Copy the data that follows, exactly and completely.

> Record excerpts:
::::::::

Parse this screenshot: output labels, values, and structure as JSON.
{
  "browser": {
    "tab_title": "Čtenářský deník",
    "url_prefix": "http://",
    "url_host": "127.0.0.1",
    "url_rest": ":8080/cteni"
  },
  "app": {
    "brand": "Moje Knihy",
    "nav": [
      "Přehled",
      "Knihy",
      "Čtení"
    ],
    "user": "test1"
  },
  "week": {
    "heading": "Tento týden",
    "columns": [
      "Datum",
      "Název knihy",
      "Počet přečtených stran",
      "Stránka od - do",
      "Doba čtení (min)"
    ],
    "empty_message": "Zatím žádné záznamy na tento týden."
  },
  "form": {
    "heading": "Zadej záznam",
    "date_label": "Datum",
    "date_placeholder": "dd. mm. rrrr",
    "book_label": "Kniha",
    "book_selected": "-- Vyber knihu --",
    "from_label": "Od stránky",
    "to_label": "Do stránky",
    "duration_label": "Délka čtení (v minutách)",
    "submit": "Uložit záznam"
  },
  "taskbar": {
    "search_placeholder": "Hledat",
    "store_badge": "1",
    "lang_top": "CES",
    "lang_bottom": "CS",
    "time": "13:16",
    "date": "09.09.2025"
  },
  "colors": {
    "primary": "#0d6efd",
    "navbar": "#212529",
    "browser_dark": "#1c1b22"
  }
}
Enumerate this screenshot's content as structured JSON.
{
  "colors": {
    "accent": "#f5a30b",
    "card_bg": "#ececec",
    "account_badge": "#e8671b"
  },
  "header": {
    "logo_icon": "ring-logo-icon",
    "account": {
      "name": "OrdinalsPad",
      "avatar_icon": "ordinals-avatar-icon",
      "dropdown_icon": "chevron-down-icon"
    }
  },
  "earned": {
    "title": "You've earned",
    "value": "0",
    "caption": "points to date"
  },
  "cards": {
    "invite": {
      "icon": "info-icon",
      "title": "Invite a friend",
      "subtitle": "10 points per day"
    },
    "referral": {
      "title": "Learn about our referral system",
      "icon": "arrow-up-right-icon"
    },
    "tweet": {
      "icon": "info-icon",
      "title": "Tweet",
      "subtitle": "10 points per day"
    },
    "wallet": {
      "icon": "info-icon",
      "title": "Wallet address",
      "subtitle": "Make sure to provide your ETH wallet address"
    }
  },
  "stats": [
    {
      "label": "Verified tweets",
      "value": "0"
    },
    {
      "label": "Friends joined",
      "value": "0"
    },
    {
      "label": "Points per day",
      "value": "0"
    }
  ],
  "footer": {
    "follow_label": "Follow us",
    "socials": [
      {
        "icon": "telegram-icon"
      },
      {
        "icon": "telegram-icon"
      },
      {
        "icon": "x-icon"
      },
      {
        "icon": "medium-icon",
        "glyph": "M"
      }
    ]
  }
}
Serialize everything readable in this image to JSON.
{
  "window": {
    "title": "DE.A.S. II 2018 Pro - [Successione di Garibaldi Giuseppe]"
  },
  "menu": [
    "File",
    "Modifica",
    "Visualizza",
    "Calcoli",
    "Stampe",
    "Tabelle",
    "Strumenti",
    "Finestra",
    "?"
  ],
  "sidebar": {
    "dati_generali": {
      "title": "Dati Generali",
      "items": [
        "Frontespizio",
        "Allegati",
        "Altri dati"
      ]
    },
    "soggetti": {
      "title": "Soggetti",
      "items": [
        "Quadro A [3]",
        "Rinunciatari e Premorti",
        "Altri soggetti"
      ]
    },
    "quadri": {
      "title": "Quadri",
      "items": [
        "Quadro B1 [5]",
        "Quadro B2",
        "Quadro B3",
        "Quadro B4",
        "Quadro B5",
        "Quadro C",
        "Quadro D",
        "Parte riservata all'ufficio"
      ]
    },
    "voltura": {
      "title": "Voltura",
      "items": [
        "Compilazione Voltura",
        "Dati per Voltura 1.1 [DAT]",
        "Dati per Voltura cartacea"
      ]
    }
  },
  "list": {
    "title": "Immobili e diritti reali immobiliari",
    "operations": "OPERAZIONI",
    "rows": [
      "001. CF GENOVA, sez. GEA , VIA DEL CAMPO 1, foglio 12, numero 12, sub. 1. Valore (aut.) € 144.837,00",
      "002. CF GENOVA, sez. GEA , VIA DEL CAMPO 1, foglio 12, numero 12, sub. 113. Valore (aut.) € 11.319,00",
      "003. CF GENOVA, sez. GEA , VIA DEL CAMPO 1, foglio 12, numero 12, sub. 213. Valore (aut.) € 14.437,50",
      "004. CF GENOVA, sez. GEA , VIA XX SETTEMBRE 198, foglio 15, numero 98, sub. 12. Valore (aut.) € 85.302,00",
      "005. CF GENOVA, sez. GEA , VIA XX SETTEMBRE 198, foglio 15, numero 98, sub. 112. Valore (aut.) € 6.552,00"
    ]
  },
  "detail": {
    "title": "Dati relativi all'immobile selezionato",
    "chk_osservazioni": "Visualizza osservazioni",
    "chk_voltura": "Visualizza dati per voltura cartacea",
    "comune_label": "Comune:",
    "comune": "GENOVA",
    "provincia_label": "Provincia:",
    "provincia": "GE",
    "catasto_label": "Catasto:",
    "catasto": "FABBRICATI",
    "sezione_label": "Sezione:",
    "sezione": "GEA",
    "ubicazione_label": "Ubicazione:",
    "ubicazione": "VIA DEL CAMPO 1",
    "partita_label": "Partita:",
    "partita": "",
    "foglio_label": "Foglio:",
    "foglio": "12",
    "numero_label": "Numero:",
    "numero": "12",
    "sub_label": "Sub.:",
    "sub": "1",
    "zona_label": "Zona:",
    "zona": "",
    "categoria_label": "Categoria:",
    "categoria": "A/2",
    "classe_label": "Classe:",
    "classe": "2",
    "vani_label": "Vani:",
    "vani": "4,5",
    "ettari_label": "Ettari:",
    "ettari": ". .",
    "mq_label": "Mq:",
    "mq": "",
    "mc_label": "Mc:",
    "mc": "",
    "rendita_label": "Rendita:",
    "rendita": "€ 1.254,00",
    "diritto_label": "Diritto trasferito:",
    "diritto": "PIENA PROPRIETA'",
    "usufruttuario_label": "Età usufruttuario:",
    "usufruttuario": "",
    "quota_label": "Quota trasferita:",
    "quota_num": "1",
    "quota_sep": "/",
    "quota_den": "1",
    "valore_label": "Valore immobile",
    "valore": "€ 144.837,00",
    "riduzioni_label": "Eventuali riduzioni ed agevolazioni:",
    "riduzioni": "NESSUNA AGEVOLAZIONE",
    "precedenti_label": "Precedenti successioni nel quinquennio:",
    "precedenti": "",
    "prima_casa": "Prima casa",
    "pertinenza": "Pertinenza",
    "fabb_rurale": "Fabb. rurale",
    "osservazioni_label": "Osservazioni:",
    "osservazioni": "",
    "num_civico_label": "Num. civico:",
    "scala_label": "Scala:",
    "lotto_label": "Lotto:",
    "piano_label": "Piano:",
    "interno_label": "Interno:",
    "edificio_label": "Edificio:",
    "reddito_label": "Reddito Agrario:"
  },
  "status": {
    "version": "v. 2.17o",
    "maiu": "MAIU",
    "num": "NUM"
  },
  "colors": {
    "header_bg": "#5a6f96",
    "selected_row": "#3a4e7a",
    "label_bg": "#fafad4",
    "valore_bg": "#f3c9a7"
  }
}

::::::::

> Written answer:
Parse this screenshot: output labels, values, and structure as JSON.
{
  "browser": {
    "tab_title": "Čtenářský deník",
    "url_prefix": "http://",
    "url_host": "127.0.0.1",
    "url_rest": ":8080/cteni"
  },
  "app": {
    "brand": "Moje Knihy",
    "nav": [
      "Přehled",
      "Knihy",
      "Čtení"
    ],
    "user": "test1"
  },
  "week": {
    "heading": "Tento týden",
    "columns": [
      "Datum",
      "Název knihy",
      "Počet přečtených stran",
      "Stránka od - do",
      "Doba čtení (min)"
    ],
    "empty_message": "Zatím žádné záznamy na tento týden."
  },
  "form": {
    "heading": "Zadej záznam",
    "date_label": "Datum",
    "date_placeholder": "dd. mm. rrrr",
    "book_label": "Kniha",
    "book_selected": "-- Vyber knihu --",
    "from_label": "Od stránky",
    "to_label": "Do stránky",
    "duration_label": "Délka čtení (v minutách)",
    "submit": "Uložit záznam"
  },
  "taskbar": {
    "search_placeholder": "Hledat",
    "store_badge": "1",
    "lang_top": "CES",
    "lang_bottom": "CS",
    "time": "13:16",
    "date": "09.09.2025"
  },
  "colors": {
    "primary": "#0d6efd",
    "navbar": "#212529",
    "browser_dark": "#1c1b22"
  }
}
Enumerate this screenshot's content as structured JSON.
{
  "colors": {
    "accent": "#f5a30b",
    "card_bg": "#ececec",
    "account_badge": "#e8671b"
  },
  "header": {
    "logo_icon": "ring-logo-icon",
    "account": {
      "name": "OrdinalsPad",
      "avatar_icon": "ordinals-avatar-icon",
      "dropdown_icon": "chevron-down-icon"
    }
  },
  "earned": {
    "title": "You've earned",
    "value": "0",
    "caption": "points to date"
  },
  "cards": {
    "invite": {
      "icon": "info-icon",
      "title": "Invite a friend",
      "subtitle": "10 points per day"
    },
    "referral": {
      "title": "Learn about our referral system",
      "icon": "arrow-up-right-icon"
    },
    "tweet": {
      "icon": "info-icon",
      "title": "Tweet",
      "subtitle": "10 points per day"
    },
    "wallet": {
      "icon": "info-icon",
      "title": "Wallet address",
      "subtitle": "Make sure to provide your ETH wallet address"
    }
  },
  "stats": [
    {
      "label": "Verified tweets",
      "value": "0"
    },
    {
      "label": "Friends joined",
      "value": "0"
    },
    {
      "label": "Points per day",
      "value": "0"
    }
  ],
  "footer": {
    "follow_label": "Follow us",
    "socials": [
      {
        "icon": "telegram-icon"
      },
      {
        "icon": "telegram-icon"
      },
      {
        "icon": "x-icon"
      },
      {
        "icon": "medium-icon",
        "glyph": "M"
      }
    ]
  }
}
Serialize everything readable in this image to JSON.
{
  "window": {
    "title": "DE.A.S. II 2018 Pro - [Successione di Garibaldi Giuseppe]"
  },
  "menu": [
    "File",
    "Modifica",
    "Visualizza",
    "Calcoli",
    "Stampe",
    "Tabelle",
    "Strumenti",
    "Finestra",
    "?"
  ],
  "sidebar": {
    "dati_generali": {
      "title": "Dati Generali",
      "items": [
        "Frontespizio",
        "Allegati",
        "Altri dati"
      ]
    },
    "soggetti": {
      "title": "Soggetti",
      "items": [
        "Quadro A [3]",
        "Rinunciatari e Premorti",
        "Altri soggetti"
      ]
    },
    "quadri": {
      "title": "Quadri",
      "items": [
        "Quadro B1 [5]",
        "Quadro B2",
        "Quadro B3",
        "Quadro B4",
        "Quadro B5",
        "Quadro C",
        "Quadro D",
        "Parte riservata all'ufficio"
      ]
    },
    "voltura": {
      "title": "Voltura",
      "items": [
        "Compilazione Voltura",
        "Dati per Voltura 1.1 [DAT]",
        "Dati per Voltura cartacea"
      ]
    }
  },
  "list": {
    "title": "Immobili e diritti reali immobiliari",
    "operations": "OPERAZIONI",
    "rows": [
      "001. CF GENOVA, sez. GEA , VIA DEL CAMPO 1, foglio 12, numero 12, sub. 1. Valore (aut.) € 144.837,00",
      "002. CF GENOVA, sez. GEA , VIA DEL CAMPO 1, foglio 12, numero 12, sub. 113. Valore (aut.) € 11.319,00",
      "003. CF GENOVA, sez. GEA , VIA DEL CAMPO 1, foglio 12, numero 12, sub. 213. Valore (aut.) € 14.437,50",
      "004. CF GENOVA, sez. GEA , VIA XX SETTEMBRE 198, foglio 15, numero 98, sub. 12. Valore (aut.) € 85.302,00",
      "005. CF GENOVA, sez. GEA , VIA XX SETTEMBRE 198, foglio 15, numero 98, sub. 112. Valore (aut.) € 6.552,00"
    ]
  },
  "detail": {
    "title": "Dati relativi all'immobile selezionato",
    "chk_osservazioni": "Visualizza osservazioni",
    "chk_voltura": "Visualizza dati per voltura cartacea",
    "comune_label": "Comune:",
    "comune": "GENOVA",
    "provincia_label": "Provincia:",
    "provincia": "GE",
    "catasto_label": "Catasto:",
    "catasto": "FABBRICATI",
    "sezione_label": "Sezione:",
    "sezione": "GEA",
    "ubicazione_label": "Ubicazione:",
    "ubicazione": "VIA DEL CAMPO 1",
    "partita_label": "Partita:",
    "partita": "",
    "foglio_label": "Foglio:",
    "foglio": "12",
    "numero_label": "Numero:",
    "numero": "12",
    "sub_label": "Sub.:",
    "sub": "1",
    "zona_label": "Zona:",
    "zona": "",
    "categoria_label": "Categoria:",
    "categoria": "A/2",
    "classe_label": "Classe:",
    "classe": "2",
    "vani_label": "Vani:",
    "vani": "4,5",
    "ettari_label": "Ettari:",
    "ettari": ". .",
    "mq_label": "Mq:",
    "mq": "",
    "mc_label": "Mc:",
    "mc": "",
    "rendita_label": "Rendita:",
    "rendita": "€ 1.254,00",
    "diritto_label": "Diritto trasferito:",
    "diritto": "PIENA PROPRIETA'",
    "usufruttuario_label": "Età usufruttuario:",
    "usufruttuario": "",
    "quota_label": "Quota trasferita:",
    "quota_num": "1",
    "quota_sep": "/",
    "quota_den": "1",
    "valore_label": "Valore immobile",
    "valore": "€ 144.837,00",
    "riduzioni_label": "Eventuali riduzioni ed agevolazioni:",
    "riduzioni": "NESSUNA AGEVOLAZIONE",
    "precedenti_label": "Precedenti successioni nel quinquennio:",
    "precedenti": "",
    "prima_casa": "Prima casa",
    "pertinenza": "Pertinenza",
    "fabb_rurale": "Fabb. rurale",
    "osservazioni_label": "Osservazioni:",
    "osservazioni": "",
    "num_civico_label": "Num. civico:",
    "scala_label": "Scala:",
    "lotto_label": "Lotto:",
    "piano_label": "Piano:",
    "interno_label": "Interno:",
    "edificio_label": "Edificio:",
    "reddito_label": "Reddito Agrario:"
  },
  "status": {
    "version": "v. 2.17o",
    "maiu": "MAIU",
    "num": "NUM"
  },
  "colors": {
    "header_bg": "#5a6f96",
    "selected_row": "#3a4e7a",
    "label_bg": "#fafad4",
    "valore_bg": "#f3c9a7"
  }
}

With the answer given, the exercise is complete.